**ACTIVITY**
Locate each line with the string "Lowest" in the listing below and copy it.

**STUDY MATERIAL**
++++++++++++++++++++

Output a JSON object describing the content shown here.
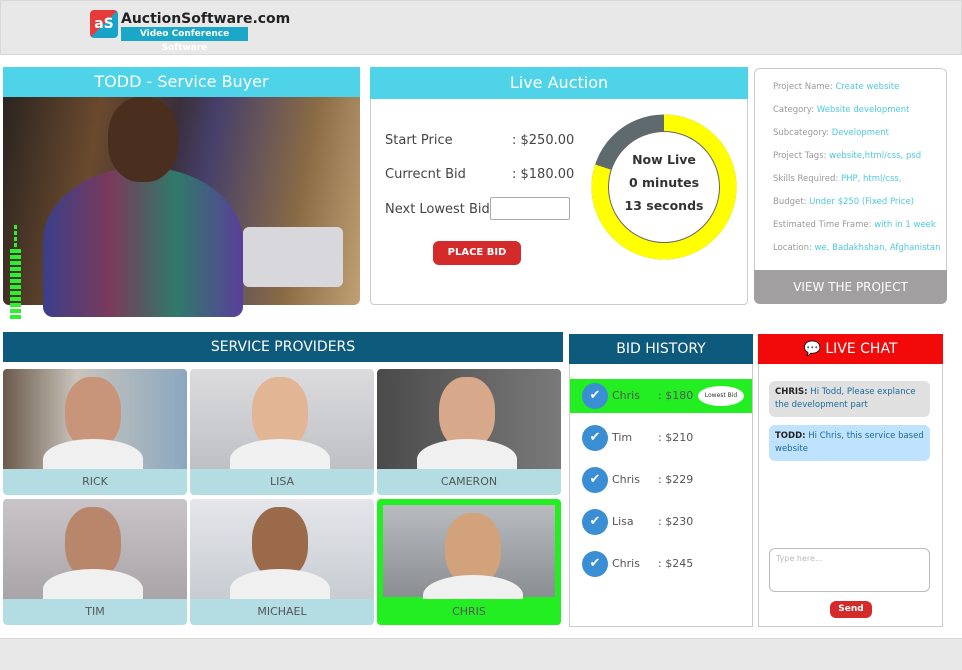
{
  "header": {
    "logo_mark": "aS",
    "logo_name": "AuctionSoftware.com",
    "logo_sub": "Video Conference Software"
  },
  "buyer": {
    "title": "TODD - Service Buyer",
    "audio_level": 0.6
  },
  "auction": {
    "title": "Live Auction",
    "start_price_label": "Start Price",
    "start_price": ": $250.00",
    "current_bid_label": "Currecnt Bid",
    "current_bid": ": $180.00",
    "next_bid_label": "Next Lowest Bid",
    "next_bid_value": "",
    "place_bid": "PLACE BID",
    "timer": {
      "line1": "Now Live",
      "line2": "0 minutes",
      "line3": "13 seconds",
      "remaining_fraction": 0.8,
      "colors": {
        "remaining": "#ffff00",
        "elapsed": "#5f6a6e"
      }
    }
  },
  "project": {
    "fields": [
      {
        "label": "Project Name:",
        "value": "Create website"
      },
      {
        "label": "Category:",
        "value": "Website development"
      },
      {
        "label": "Subcategory:",
        "value": "Development"
      },
      {
        "label": "Project Tags:",
        "value": "website,html/css, psd"
      },
      {
        "label": "Skills Required:",
        "value": "PHP, html/css,"
      },
      {
        "label": "Budget:",
        "value": "Under $250 (Fixed Price)"
      },
      {
        "label": "Estimated Time Frame:",
        "value": "with in 1 week"
      },
      {
        "label": "Location:",
        "value": "we, Badakhshan, Afghanistan"
      }
    ],
    "view_button": "VIEW THE PROJECT"
  },
  "providers": {
    "title": "SERVICE PROVIDERS",
    "items": [
      {
        "name": "RICK"
      },
      {
        "name": "LISA"
      },
      {
        "name": "CAMERON"
      },
      {
        "name": "TIM"
      },
      {
        "name": "MICHAEL"
      },
      {
        "name": "CHRIS",
        "active": true
      }
    ]
  },
  "bid_history": {
    "title": "BID HISTORY",
    "lowest_label": "Lowest Bid",
    "rows": [
      {
        "name": "Chris",
        "amount": ": $180"
      },
      {
        "name": "Tim",
        "amount": ": $210"
      },
      {
        "name": "Chris",
        "amount": ": $229"
      },
      {
        "name": "Lisa",
        "amount": ": $230"
      },
      {
        "name": "Chris",
        "amount": ": $245"
      }
    ]
  },
  "chat": {
    "title": "LIVE CHAT",
    "messages": [
      {
        "sender": "CHRIS:",
        "text": "Hi Todd, Please explance the development part"
      },
      {
        "sender": "TODD:",
        "text": "Hi Chris, this service based website"
      }
    ],
    "placeholder": "Type here...",
    "send": "Send"
  },
  "colors": {
    "accent": "#4fd3e8",
    "navy": "#0d5a7c",
    "highlight": "#22ee22",
    "red": "#d42a2a",
    "chat_red": "#f20a0a"
  }
}
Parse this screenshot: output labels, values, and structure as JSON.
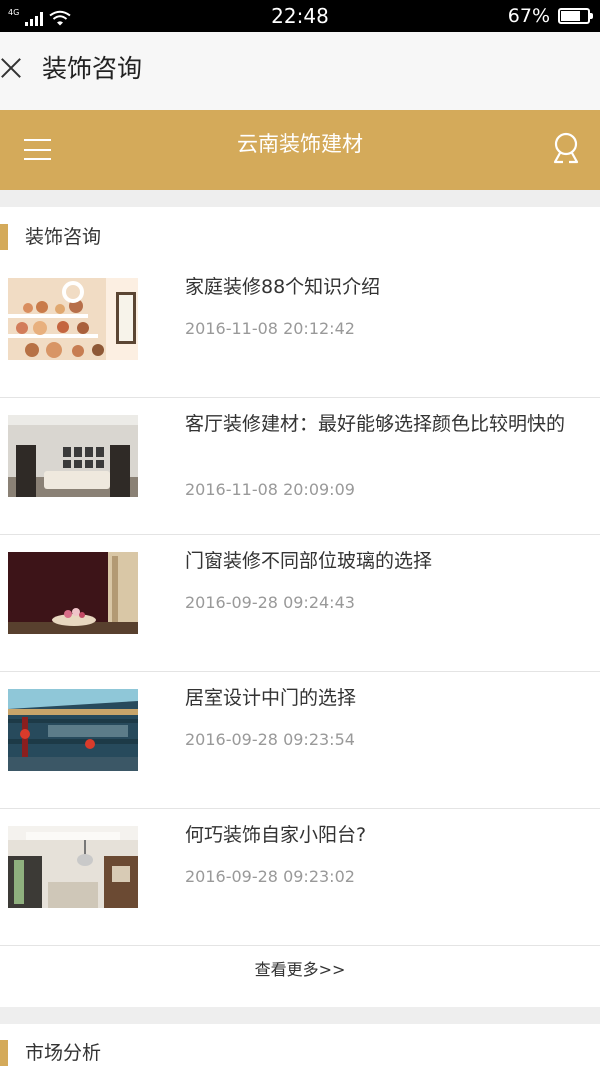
{
  "status_bar": {
    "network": "4G",
    "time": "22:48",
    "battery_percent": "67%",
    "battery_level": 0.67
  },
  "titlebar": {
    "title": "装饰咨询",
    "close_icon": "close-icon"
  },
  "header": {
    "title": "云南装饰建材",
    "menu_icon": "menu-icon",
    "user_icon": "user-icon",
    "color": "#d4aa5a"
  },
  "news_section": {
    "title": "装饰咨询",
    "items": [
      {
        "title": "家庭装修88个知识介绍",
        "date": "2016-11-08 20:12:42"
      },
      {
        "title": "客厅装修建材：最好能够选择颜色比较明快的",
        "date": "2016-11-08 20:09:09"
      },
      {
        "title": "门窗装修不同部位玻璃的选择",
        "date": "2016-09-28 09:24:43"
      },
      {
        "title": "居室设计中门的选择",
        "date": "2016-09-28 09:23:54"
      },
      {
        "title": "何巧装饰自家小阳台?",
        "date": "2016-09-28 09:23:02"
      }
    ],
    "more_label": "查看更多>>"
  },
  "market_section": {
    "title": "市场分析"
  }
}
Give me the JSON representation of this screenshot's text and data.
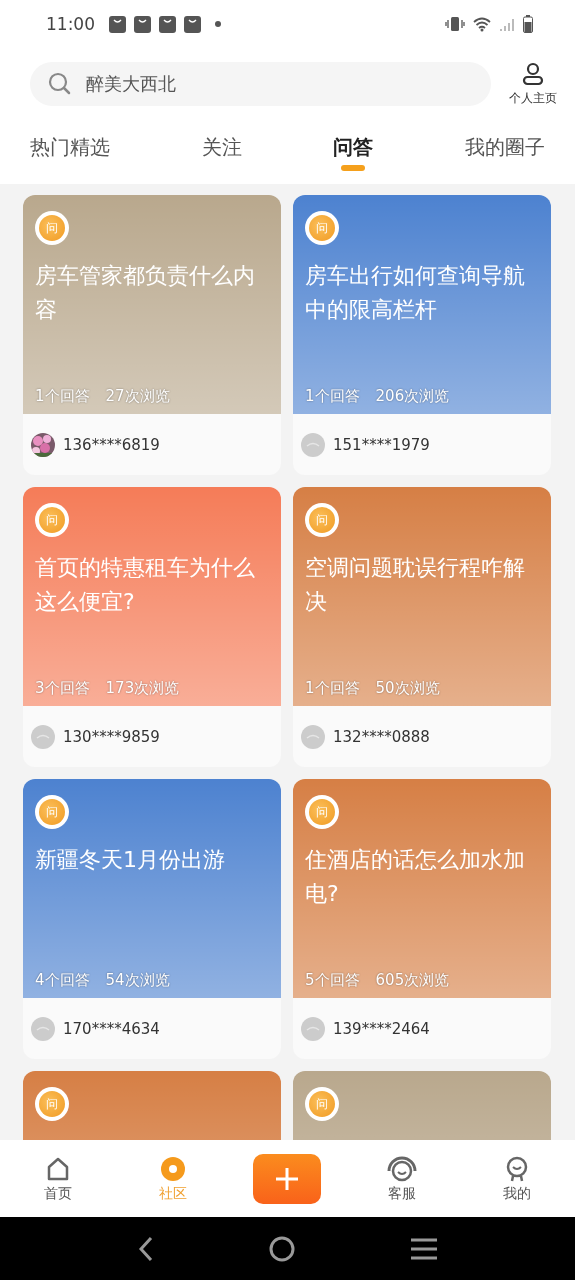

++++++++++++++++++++

**THE COMPLETED TASK**
    "next_bid_label": "Next Lowest Bid",
    "lowest_label": "Lowest Bid",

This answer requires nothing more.